[Dataset rows describing interfaces]
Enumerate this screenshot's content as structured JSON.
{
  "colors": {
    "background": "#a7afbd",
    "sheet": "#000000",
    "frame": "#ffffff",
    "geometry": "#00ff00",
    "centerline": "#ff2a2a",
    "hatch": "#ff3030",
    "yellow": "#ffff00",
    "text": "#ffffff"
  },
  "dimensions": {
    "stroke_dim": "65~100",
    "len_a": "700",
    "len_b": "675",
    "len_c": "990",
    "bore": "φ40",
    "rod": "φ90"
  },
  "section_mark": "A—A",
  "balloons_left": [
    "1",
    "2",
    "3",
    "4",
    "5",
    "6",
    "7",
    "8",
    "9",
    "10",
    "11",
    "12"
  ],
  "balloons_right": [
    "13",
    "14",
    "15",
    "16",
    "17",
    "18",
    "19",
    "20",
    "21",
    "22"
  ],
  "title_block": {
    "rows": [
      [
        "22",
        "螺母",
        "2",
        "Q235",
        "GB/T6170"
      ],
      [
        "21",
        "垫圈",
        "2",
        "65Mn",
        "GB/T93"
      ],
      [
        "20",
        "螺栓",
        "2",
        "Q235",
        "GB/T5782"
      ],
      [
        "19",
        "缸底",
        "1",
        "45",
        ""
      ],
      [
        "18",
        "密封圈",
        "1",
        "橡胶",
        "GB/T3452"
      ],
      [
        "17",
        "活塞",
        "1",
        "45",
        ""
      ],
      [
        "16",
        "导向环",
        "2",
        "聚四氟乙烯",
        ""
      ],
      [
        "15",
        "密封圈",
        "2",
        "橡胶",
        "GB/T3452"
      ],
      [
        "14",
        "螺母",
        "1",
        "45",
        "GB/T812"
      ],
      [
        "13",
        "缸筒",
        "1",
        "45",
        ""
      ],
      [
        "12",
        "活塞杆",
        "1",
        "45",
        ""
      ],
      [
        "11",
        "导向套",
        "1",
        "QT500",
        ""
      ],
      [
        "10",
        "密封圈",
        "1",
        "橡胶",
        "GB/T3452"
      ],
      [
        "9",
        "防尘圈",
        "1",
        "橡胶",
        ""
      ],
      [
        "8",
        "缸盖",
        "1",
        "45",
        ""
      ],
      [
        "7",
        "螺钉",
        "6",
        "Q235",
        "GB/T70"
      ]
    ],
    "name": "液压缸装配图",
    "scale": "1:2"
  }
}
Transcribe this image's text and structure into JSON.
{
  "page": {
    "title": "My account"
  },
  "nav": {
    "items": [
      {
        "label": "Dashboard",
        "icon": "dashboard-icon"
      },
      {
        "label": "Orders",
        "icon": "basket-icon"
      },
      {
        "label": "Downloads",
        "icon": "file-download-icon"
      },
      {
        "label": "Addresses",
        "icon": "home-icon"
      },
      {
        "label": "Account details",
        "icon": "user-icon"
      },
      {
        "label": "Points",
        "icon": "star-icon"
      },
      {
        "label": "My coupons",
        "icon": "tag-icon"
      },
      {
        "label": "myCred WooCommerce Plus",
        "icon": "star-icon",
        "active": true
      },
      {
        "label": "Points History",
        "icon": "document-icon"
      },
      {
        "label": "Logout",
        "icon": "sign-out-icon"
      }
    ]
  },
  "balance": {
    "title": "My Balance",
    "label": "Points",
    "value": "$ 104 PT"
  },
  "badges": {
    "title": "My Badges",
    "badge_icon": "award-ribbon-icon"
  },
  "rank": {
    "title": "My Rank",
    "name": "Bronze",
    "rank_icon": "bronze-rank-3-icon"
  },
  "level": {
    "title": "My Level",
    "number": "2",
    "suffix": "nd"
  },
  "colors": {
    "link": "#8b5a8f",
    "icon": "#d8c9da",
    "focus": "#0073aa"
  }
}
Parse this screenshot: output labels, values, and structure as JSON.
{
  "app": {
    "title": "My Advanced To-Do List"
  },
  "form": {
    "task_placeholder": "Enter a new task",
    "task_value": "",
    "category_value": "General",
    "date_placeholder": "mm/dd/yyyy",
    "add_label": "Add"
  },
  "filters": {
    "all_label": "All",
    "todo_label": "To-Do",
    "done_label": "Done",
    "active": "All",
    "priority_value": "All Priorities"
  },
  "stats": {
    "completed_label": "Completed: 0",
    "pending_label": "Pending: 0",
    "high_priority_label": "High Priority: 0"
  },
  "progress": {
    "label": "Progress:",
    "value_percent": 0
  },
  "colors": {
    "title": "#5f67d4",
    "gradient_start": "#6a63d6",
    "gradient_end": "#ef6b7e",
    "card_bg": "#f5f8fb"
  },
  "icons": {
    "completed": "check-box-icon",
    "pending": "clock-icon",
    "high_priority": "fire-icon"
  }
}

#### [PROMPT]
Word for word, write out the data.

#### [REPLY TO THE EXERCISE]
Enumerate this screenshot's content as structured JSON.
{
  "colors": {
    "background": "#a7afbd",
    "sheet": "#000000",
    "frame": "#ffffff",
    "geometry": "#00ff00",
    "centerline": "#ff2a2a",
    "hatch": "#ff3030",
    "yellow": "#ffff00",
    "text": "#ffffff"
  },
  "dimensions": {
    "stroke_dim": "65~100",
    "len_a": "700",
    "len_b": "675",
    "len_c": "990",
    "bore": "φ40",
    "rod": "φ90"
  },
  "section_mark": "A—A",
  "balloons_left": [
    "1",
    "2",
    "3",
    "4",
    "5",
    "6",
    "7",
    "8",
    "9",
    "10",
    "11",
    "12"
  ],
  "balloons_right": [
    "13",
    "14",
    "15",
    "16",
    "17",
    "18",
    "19",
    "20",
    "21",
    "22"
  ],
  "title_block": {
    "rows": [
      [
        "22",
        "螺母",
        "2",
        "Q235",
        "GB/T6170"
      ],
      [
        "21",
        "垫圈",
        "2",
        "65Mn",
        "GB/T93"
      ],
      [
        "20",
        "螺栓",
        "2",
        "Q235",
        "GB/T5782"
      ],
      [
        "19",
        "缸底",
        "1",
        "45",
        ""
      ],
      [
        "18",
        "密封圈",
        "1",
        "橡胶",
        "GB/T3452"
      ],
      [
        "17",
        "活塞",
        "1",
        "45",
        ""
      ],
      [
        "16",
        "导向环",
        "2",
        "聚四氟乙烯",
        ""
      ],
      [
        "15",
        "密封圈",
        "2",
        "橡胶",
        "GB/T3452"
      ],
      [
        "14",
        "螺母",
        "1",
        "45",
        "GB/T812"
      ],
      [
        "13",
        "缸筒",
        "1",
        "45",
        ""
      ],
      [
        "12",
        "活塞杆",
        "1",
        "45",
        ""
      ],
      [
        "11",
        "导向套",
        "1",
        "QT500",
        ""
      ],
      [
        "10",
        "密封圈",
        "1",
        "橡胶",
        "GB/T3452"
      ],
      [
        "9",
        "防尘圈",
        "1",
        "橡胶",
        ""
      ],
      [
        "8",
        "缸盖",
        "1",
        "45",
        ""
      ],
      [
        "7",
        "螺钉",
        "6",
        "Q235",
        "GB/T70"
      ]
    ],
    "name": "液压缸装配图",
    "scale": "1:2"
  }
}
Transcribe this image's text and structure into JSON.
{
  "page": {
    "title": "My account"
  },
  "nav": {
    "items": [
      {
        "label": "Dashboard",
        "icon": "dashboard-icon"
      },
      {
        "label": "Orders",
        "icon": "basket-icon"
      },
      {
        "label": "Downloads",
        "icon": "file-download-icon"
      },
      {
        "label": "Addresses",
        "icon": "home-icon"
      },
      {
        "label": "Account details",
        "icon": "user-icon"
      },
      {
        "label": "Points",
        "icon": "star-icon"
      },
      {
        "label": "My coupons",
        "icon": "tag-icon"
      },
      {
        "label": "myCred WooCommerce Plus",
        "icon": "star-icon",
        "active": true
      },
      {
        "label": "Points History",
        "icon": "document-icon"
      },
      {
        "label": "Logout",
        "icon": "sign-out-icon"
      }
    ]
  },
  "balance": {
    "title": "My Balance",
    "label": "Points",
    "value": "$ 104 PT"
  },
  "badges": {
    "title": "My Badges",
    "badge_icon": "award-ribbon-icon"
  },
  "rank": {
    "title": "My Rank",
    "name": "Bronze",
    "rank_icon": "bronze-rank-3-icon"
  },
  "level": {
    "title": "My Level",
    "number": "2",
    "suffix": "nd"
  },
  "colors": {
    "link": "#8b5a8f",
    "icon": "#d8c9da",
    "focus": "#0073aa"
  }
}
Parse this screenshot: output labels, values, and structure as JSON.
{
  "app": {
    "title": "My Advanced To-Do List"
  },
  "form": {
    "task_placeholder": "Enter a new task",
    "task_value": "",
    "category_value": "General",
    "date_placeholder": "mm/dd/yyyy",
    "add_label": "Add"
  },
  "filters": {
    "all_label": "All",
    "todo_label": "To-Do",
    "done_label": "Done",
    "active": "All",
    "priority_value": "All Priorities"
  },
  "stats": {
    "completed_label": "Completed: 0",
    "pending_label": "Pending: 0",
    "high_priority_label": "High Priority: 0"
  },
  "progress": {
    "label": "Progress:",
    "value_percent": 0
  },
  "colors": {
    "title": "#5f67d4",
    "gradient_start": "#6a63d6",
    "gradient_end": "#ef6b7e",
    "card_bg": "#f5f8fb"
  },
  "icons": {
    "completed": "check-box-icon",
    "pending": "clock-icon",
    "high_priority": "fire-icon"
  }
}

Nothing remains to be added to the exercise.